§ ASSIGNED TASK
Filter the data below for the string "Project" and copy each matching line.
#### DATA EXTRACT
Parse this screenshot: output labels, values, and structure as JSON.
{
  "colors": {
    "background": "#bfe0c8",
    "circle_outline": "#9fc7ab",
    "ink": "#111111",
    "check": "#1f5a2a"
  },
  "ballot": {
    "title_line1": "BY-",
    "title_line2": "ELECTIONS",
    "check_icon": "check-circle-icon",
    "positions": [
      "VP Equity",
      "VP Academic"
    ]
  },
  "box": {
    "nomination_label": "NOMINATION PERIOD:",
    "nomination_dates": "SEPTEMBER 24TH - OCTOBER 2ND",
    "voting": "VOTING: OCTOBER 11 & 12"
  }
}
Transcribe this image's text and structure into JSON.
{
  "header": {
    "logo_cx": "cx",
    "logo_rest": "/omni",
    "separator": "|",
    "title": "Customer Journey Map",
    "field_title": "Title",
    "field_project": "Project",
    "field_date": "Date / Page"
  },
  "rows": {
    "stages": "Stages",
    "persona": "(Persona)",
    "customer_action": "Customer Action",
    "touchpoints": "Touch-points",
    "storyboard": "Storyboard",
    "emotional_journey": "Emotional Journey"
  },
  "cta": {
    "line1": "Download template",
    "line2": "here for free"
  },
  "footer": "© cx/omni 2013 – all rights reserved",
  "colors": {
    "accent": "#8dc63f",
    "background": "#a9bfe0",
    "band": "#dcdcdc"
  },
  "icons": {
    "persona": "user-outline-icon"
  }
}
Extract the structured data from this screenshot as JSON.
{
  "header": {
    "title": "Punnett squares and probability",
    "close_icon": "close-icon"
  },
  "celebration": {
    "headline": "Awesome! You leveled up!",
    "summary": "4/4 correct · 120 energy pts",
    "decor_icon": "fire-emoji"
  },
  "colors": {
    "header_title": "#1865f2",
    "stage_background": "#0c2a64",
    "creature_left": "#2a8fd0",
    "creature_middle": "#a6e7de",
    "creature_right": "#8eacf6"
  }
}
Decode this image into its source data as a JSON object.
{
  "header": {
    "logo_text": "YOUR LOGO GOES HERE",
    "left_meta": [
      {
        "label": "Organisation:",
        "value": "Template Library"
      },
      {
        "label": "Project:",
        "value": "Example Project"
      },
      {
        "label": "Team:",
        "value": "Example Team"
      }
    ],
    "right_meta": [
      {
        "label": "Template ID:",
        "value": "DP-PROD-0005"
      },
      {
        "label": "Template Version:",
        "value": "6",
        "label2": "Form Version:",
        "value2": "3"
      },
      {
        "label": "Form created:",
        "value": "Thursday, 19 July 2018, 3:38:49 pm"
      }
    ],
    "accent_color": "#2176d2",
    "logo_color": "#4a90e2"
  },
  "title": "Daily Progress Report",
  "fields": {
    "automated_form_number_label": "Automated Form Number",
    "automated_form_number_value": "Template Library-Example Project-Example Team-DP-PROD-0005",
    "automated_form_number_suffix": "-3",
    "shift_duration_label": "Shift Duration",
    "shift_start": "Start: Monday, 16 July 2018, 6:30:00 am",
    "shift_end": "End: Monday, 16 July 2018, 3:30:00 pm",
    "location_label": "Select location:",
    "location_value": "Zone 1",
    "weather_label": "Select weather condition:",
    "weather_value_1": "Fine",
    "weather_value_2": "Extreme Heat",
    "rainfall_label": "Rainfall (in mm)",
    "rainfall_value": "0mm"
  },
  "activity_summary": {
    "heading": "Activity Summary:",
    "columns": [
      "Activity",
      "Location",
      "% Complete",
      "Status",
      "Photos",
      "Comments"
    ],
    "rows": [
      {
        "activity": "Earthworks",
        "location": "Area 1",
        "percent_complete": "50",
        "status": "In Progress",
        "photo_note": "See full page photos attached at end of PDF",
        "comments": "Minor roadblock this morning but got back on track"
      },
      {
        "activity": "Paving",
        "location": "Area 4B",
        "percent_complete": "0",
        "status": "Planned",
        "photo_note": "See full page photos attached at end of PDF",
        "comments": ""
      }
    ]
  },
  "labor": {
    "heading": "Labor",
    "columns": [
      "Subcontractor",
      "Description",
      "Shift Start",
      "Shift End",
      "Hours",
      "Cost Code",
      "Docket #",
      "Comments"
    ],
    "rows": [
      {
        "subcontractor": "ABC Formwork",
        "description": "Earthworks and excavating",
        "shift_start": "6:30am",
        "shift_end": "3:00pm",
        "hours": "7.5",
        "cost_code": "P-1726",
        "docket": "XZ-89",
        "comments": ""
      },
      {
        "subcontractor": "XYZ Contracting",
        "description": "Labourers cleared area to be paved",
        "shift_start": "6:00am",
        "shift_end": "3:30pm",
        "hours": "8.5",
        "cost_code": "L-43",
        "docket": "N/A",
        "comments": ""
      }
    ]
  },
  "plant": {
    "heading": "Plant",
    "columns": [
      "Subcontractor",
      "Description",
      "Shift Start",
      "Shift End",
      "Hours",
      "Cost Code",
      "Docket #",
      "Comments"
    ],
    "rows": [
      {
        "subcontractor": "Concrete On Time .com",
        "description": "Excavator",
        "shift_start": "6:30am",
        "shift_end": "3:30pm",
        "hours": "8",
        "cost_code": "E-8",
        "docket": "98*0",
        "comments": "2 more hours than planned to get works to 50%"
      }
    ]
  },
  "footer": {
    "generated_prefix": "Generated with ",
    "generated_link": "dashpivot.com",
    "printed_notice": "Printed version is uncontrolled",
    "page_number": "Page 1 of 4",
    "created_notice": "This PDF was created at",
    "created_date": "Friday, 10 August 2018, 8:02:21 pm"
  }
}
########
§ EXERCISE SOLUTION
    "field_project": "Project",
        "label": "Project:",
        "value": "Example Project"
    "automated_form_number_value": "Template Library-Example Project-Example Team-DP-PROD-0005",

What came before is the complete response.